> _Provided entries_:
[Start of section]
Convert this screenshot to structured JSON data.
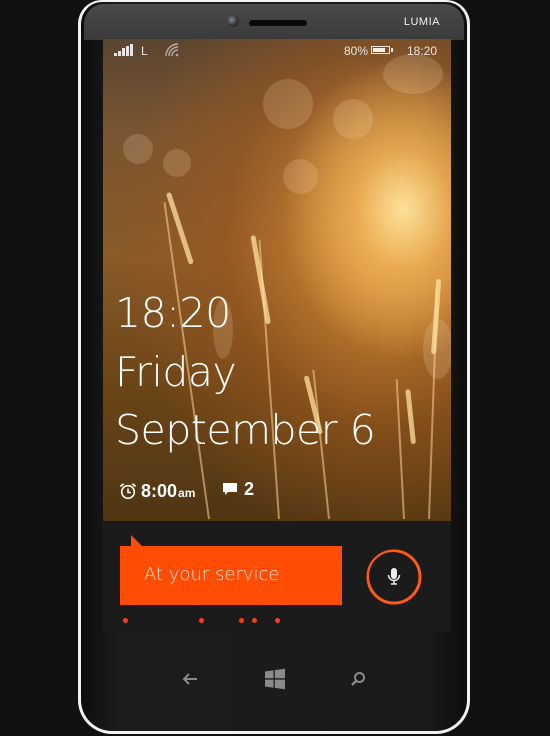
{
  "device": {
    "brand": "LUMIA"
  },
  "status_bar": {
    "signal_icon": "signal-bars-icon",
    "network_type": "L",
    "wifi_icon": "wifi-icon",
    "battery_percent_label": "80%",
    "battery_level": 0.8,
    "battery_icon": "battery-icon",
    "time": "18:20"
  },
  "lock_screen": {
    "time": "18:20",
    "day": "Friday",
    "date": "September 6",
    "alarm": {
      "icon": "alarm-clock-icon",
      "time": "8:00",
      "period": "am"
    },
    "messages": {
      "icon": "message-icon",
      "count": "2"
    }
  },
  "cortana": {
    "greeting": "At your service",
    "mic_icon": "microphone-icon",
    "accent_color": "#ff4d06"
  },
  "nav_bar": {
    "back_icon": "back-arrow-icon",
    "start_icon": "windows-logo-icon",
    "search_icon": "search-icon"
  }
}
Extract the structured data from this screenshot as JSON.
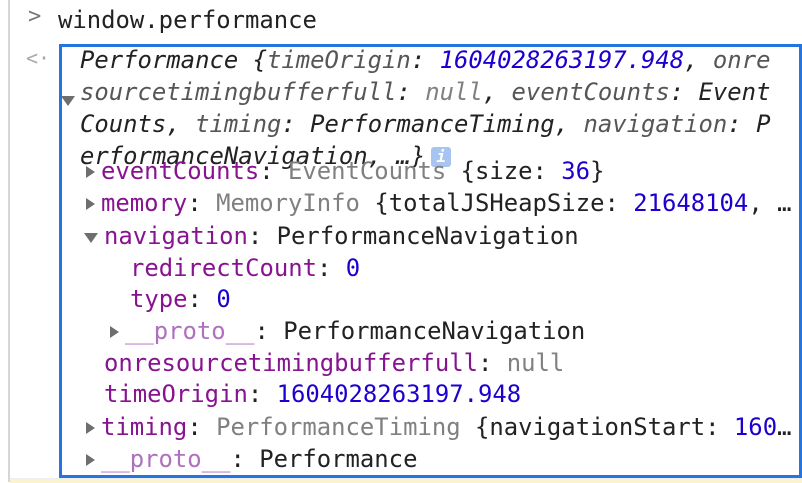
{
  "input": {
    "prompt_icon": "chevron-right-icon",
    "command": "window.performance"
  },
  "output": {
    "return_icon": "return-arrow-icon",
    "preview": [
      {
        "t": "Performance {",
        "c": "b"
      },
      {
        "t": "timeOrigin",
        "c": "k"
      },
      {
        "t": ": ",
        "c": "b"
      },
      {
        "t": "1604028263197.948",
        "c": "n"
      },
      {
        "t": ", ",
        "c": "b"
      },
      {
        "t": "onresourcetimingbufferfull",
        "c": "k"
      },
      {
        "t": ": ",
        "c": "b"
      },
      {
        "t": "null",
        "c": "g"
      },
      {
        "t": ", ",
        "c": "b"
      },
      {
        "t": "eventCounts",
        "c": "k"
      },
      {
        "t": ": EventCounts, ",
        "c": "b"
      },
      {
        "t": "timing",
        "c": "k"
      },
      {
        "t": ": PerformanceTiming, ",
        "c": "b"
      },
      {
        "t": "navigation",
        "c": "k"
      },
      {
        "t": ": PerformanceNavigation, …}",
        "c": "b"
      }
    ],
    "info_badge": "i",
    "props": {
      "eventCounts": {
        "key": "eventCounts",
        "sep": ": ",
        "cls": "EventCounts",
        "rest": " {size: ",
        "num": "36",
        "end": "}"
      },
      "memory": {
        "key": "memory",
        "sep": ": ",
        "cls": "MemoryInfo",
        "rest": " {totalJSHeapSize: ",
        "num": "21648104",
        "end": ", …"
      },
      "navigation": {
        "key": "navigation",
        "sep": ": ",
        "cls": "PerformanceNavigation"
      },
      "redirectCount": {
        "key": "redirectCount",
        "sep": ": ",
        "val": "0"
      },
      "type": {
        "key": "type",
        "sep": ": ",
        "val": "0"
      },
      "nav_proto": {
        "key": "__proto__",
        "sep": ": ",
        "cls": "PerformanceNavigation"
      },
      "onresource": {
        "key": "onresourcetimingbufferfull",
        "sep": ": ",
        "val": "null"
      },
      "timeOrigin": {
        "key": "timeOrigin",
        "sep": ": ",
        "val": "1604028263197.948"
      },
      "timing": {
        "key": "timing",
        "sep": ": ",
        "cls": "PerformanceTiming",
        "rest": " {navigationStart: ",
        "num": "160",
        "end": "…"
      },
      "proto": {
        "key": "__proto__",
        "sep": ": ",
        "cls": "Performance"
      }
    }
  },
  "colors": {
    "highlight_border": "#2475e0",
    "property": "#881391",
    "number": "#1c00cf",
    "null": "#808080"
  }
}
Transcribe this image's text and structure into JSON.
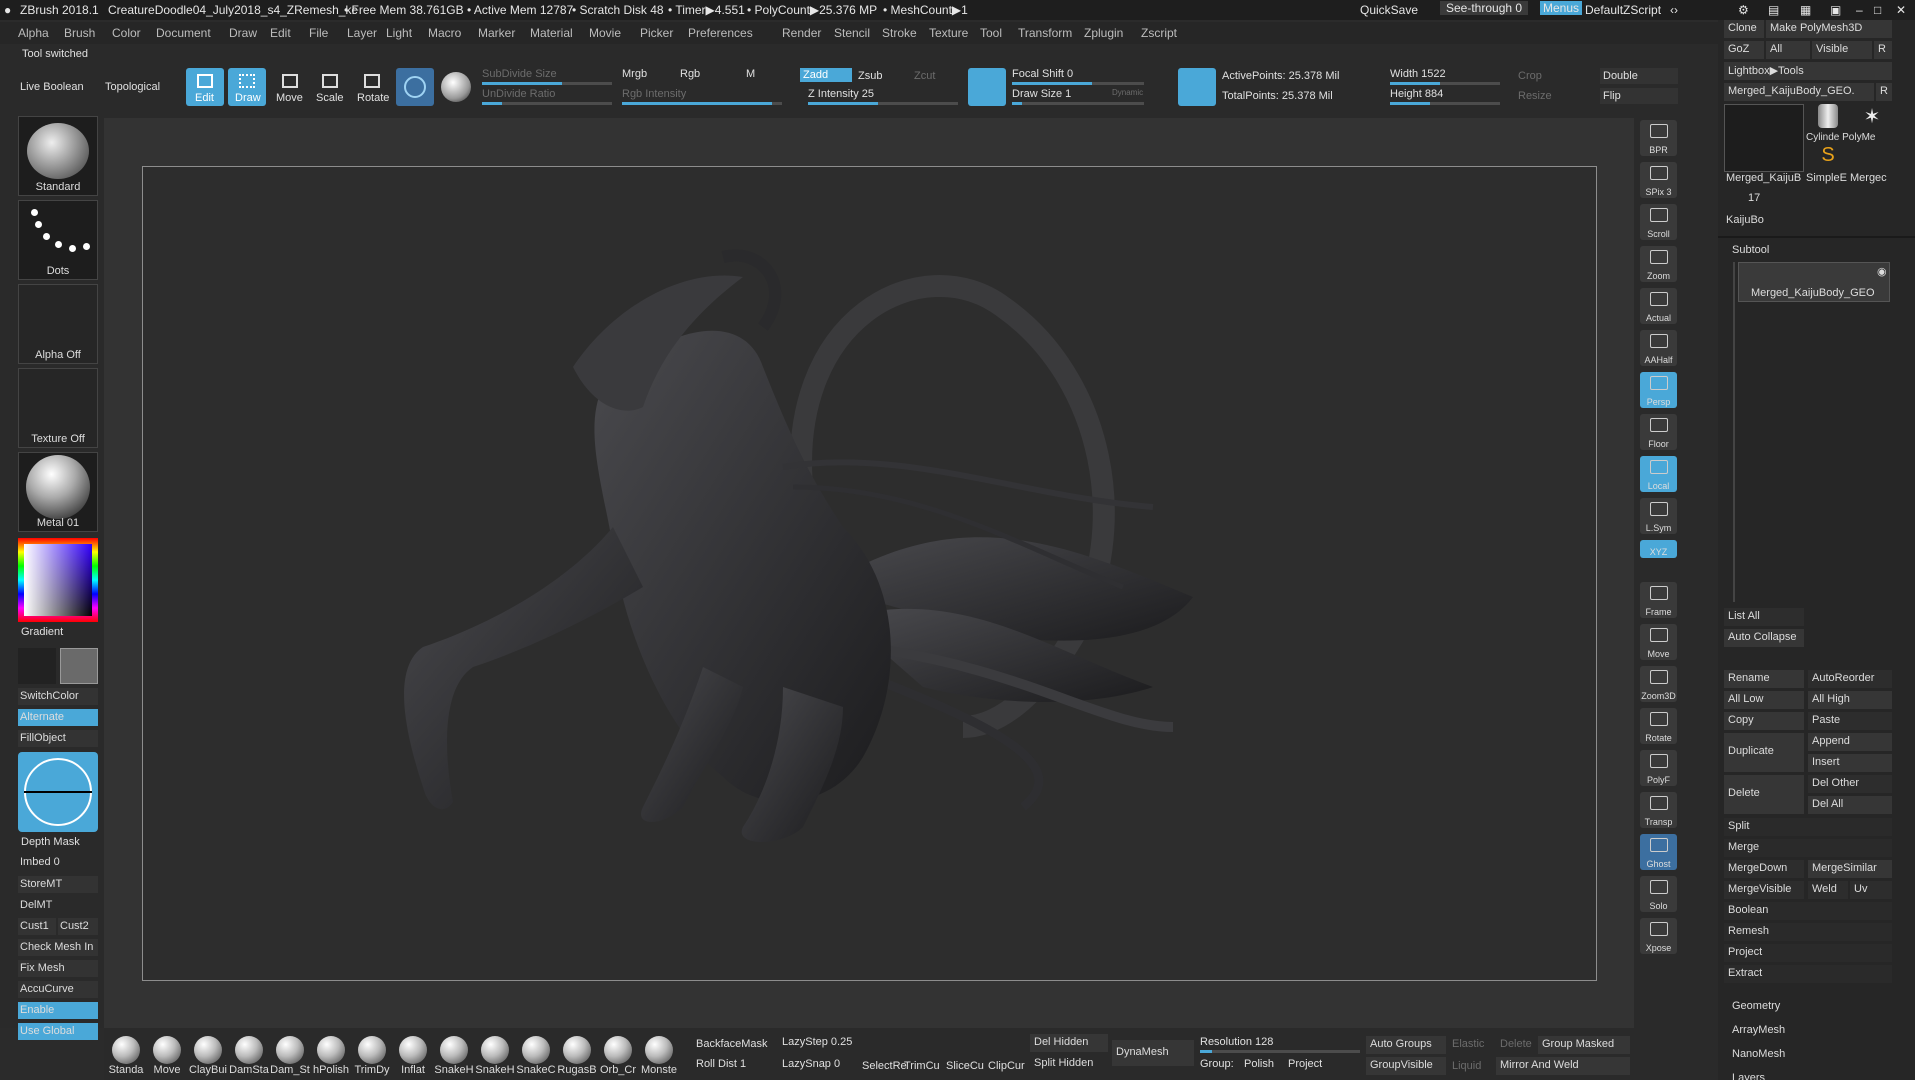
{
  "title": {
    "app": "ZBrush 2018.1",
    "doc": "CreatureDoodle04_July2018_s4_ZRemesh_kc",
    "free_mem": "• Free Mem 38.761GB",
    "active_mem": "• Active Mem 12787",
    "scratch": "• Scratch Disk 48",
    "timer": "• Timer▶4.551",
    "polycount": "• PolyCount▶25.376 MP",
    "meshcount": "• MeshCount▶1",
    "quicksave": "QuickSave",
    "seethrough": "See-through",
    "seethrough_val": "0",
    "menus": "Menus",
    "defaultzscript": "DefaultZScript"
  },
  "menus": [
    "Alpha",
    "Brush",
    "Color",
    "Document",
    "Draw",
    "Edit",
    "File",
    "Layer",
    "Light",
    "Macro",
    "Marker",
    "Material",
    "Movie",
    "Picker",
    "Preferences",
    "Render",
    "Stencil",
    "Stroke",
    "Texture",
    "Tool",
    "Transform",
    "Zplugin",
    "Zscript"
  ],
  "toolbar": {
    "status": "Tool switched",
    "live_boolean": "Live Boolean",
    "topological": "Topological",
    "edit": "Edit",
    "draw": "Draw",
    "move": "Move",
    "scale": "Scale",
    "rotate": "Rotate",
    "subdivide_size": "SubDivide Size",
    "undivide_ratio": "UnDivide Ratio",
    "mrgb": "Mrgb",
    "rgb": "Rgb",
    "m": "M",
    "rgb_intensity": "Rgb Intensity",
    "zadd": "Zadd",
    "zsub": "Zsub",
    "zcut": "Zcut",
    "z_intensity": "Z Intensity 25",
    "focal_shift": "Focal Shift 0",
    "draw_size": "Draw Size 1",
    "dynamic": "Dynamic",
    "active_points": "ActivePoints: 25.378 Mil",
    "total_points": "TotalPoints: 25.378 Mil",
    "width": "Width 1522",
    "height": "Height 884",
    "crop": "Crop",
    "resize": "Resize",
    "double": "Double",
    "flip": "Flip"
  },
  "left": {
    "standard": "Standard",
    "dots": "Dots",
    "alpha_off": "Alpha Off",
    "texture_off": "Texture Off",
    "metal": "Metal 01",
    "gradient": "Gradient",
    "switchcolor": "SwitchColor",
    "alternate": "Alternate",
    "fillobject": "FillObject",
    "depth_mask": "Depth Mask",
    "imbed": "Imbed 0",
    "storemt": "StoreMT",
    "delmt": "DelMT",
    "cust1": "Cust1",
    "cust2": "Cust2",
    "check_mesh": "Check Mesh In",
    "fix_mesh": "Fix Mesh",
    "accucurve": "AccuCurve",
    "enable": "Enable",
    "use_global": "Use Global"
  },
  "shelf": [
    "BPR",
    "SPix 3",
    "Scroll",
    "Zoom",
    "Actual",
    "AAHalf",
    "Persp",
    "Floor",
    "Local",
    "L.Sym",
    "XYZ",
    "Frame",
    "Move",
    "Zoom3D",
    "Rotate",
    "PolyF",
    "Transp",
    "Ghost",
    "Solo",
    "Xpose"
  ],
  "right": {
    "clone": "Clone",
    "make_polymesh": "Make PolyMesh3D",
    "goz": "GoZ",
    "all": "All",
    "visible": "Visible",
    "r": "R",
    "lightbox_tools": "Lightbox▶Tools",
    "merged_name": "Merged_KaijuBody_GEO.",
    "tool1": "Merged_KaijuB",
    "tool2": "Cylinde PolyMe",
    "tool3": "SimpleE",
    "tool4": "Mergec",
    "count": "17",
    "kaijubo": "KaijuBo",
    "subtool": "Subtool",
    "subtool_item": "Merged_KaijuBody_GEO",
    "list_all": "List All",
    "auto_collapse": "Auto Collapse",
    "rename": "Rename",
    "autoreorder": "AutoReorder",
    "all_low": "All Low",
    "all_high": "All High",
    "copy": "Copy",
    "paste": "Paste",
    "duplicate": "Duplicate",
    "append": "Append",
    "insert": "Insert",
    "delete": "Delete",
    "del_other": "Del Other",
    "del_all": "Del All",
    "split": "Split",
    "merge": "Merge",
    "mergedown": "MergeDown",
    "mergesimilar": "MergeSimilar",
    "mergevisible": "MergeVisible",
    "weld": "Weld",
    "uv": "Uv",
    "boolean": "Boolean",
    "remesh": "Remesh",
    "project": "Project",
    "extract": "Extract",
    "geometry": "Geometry",
    "arraymesh": "ArrayMesh",
    "nanomesh": "NanoMesh",
    "layers": "Layers"
  },
  "bottom": {
    "brushes": [
      "Standa",
      "Move",
      "ClayBui",
      "DamSta",
      "Dam_St",
      "hPolish",
      "TrimDy",
      "Inflat",
      "SnakeH",
      "SnakeH",
      "SnakeC",
      "RugasB",
      "Orb_Cr",
      "Monste"
    ],
    "backfacemask": "BackfaceMask",
    "lazystep": "LazyStep 0.25",
    "rolldist": "Roll Dist 1",
    "lazysnap": "LazySnap 0",
    "select": "SelectRe",
    "trimcu": "TrimCu",
    "slicecu": "SliceCu",
    "clipcur": "ClipCur",
    "del_hidden": "Del Hidden",
    "split_hidden": "Split Hidden",
    "dynamesh": "DynaMesh",
    "resolution": "Resolution 128",
    "group": "Group:",
    "polish": "Polish",
    "project": "Project",
    "auto_groups": "Auto Groups",
    "elastic": "Elastic",
    "delete": "Delete",
    "group_masked": "Group Masked",
    "groupvisible": "GroupVisible",
    "liquid": "Liquid",
    "mirror_weld": "Mirror And Weld"
  }
}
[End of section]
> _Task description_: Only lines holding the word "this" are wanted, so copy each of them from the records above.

> _Exercise result_:
Convert this screenshot to structured JSON data.
Extract the structured data from this screenshot as JSON.
Transcribe this image's text and structure into JSON.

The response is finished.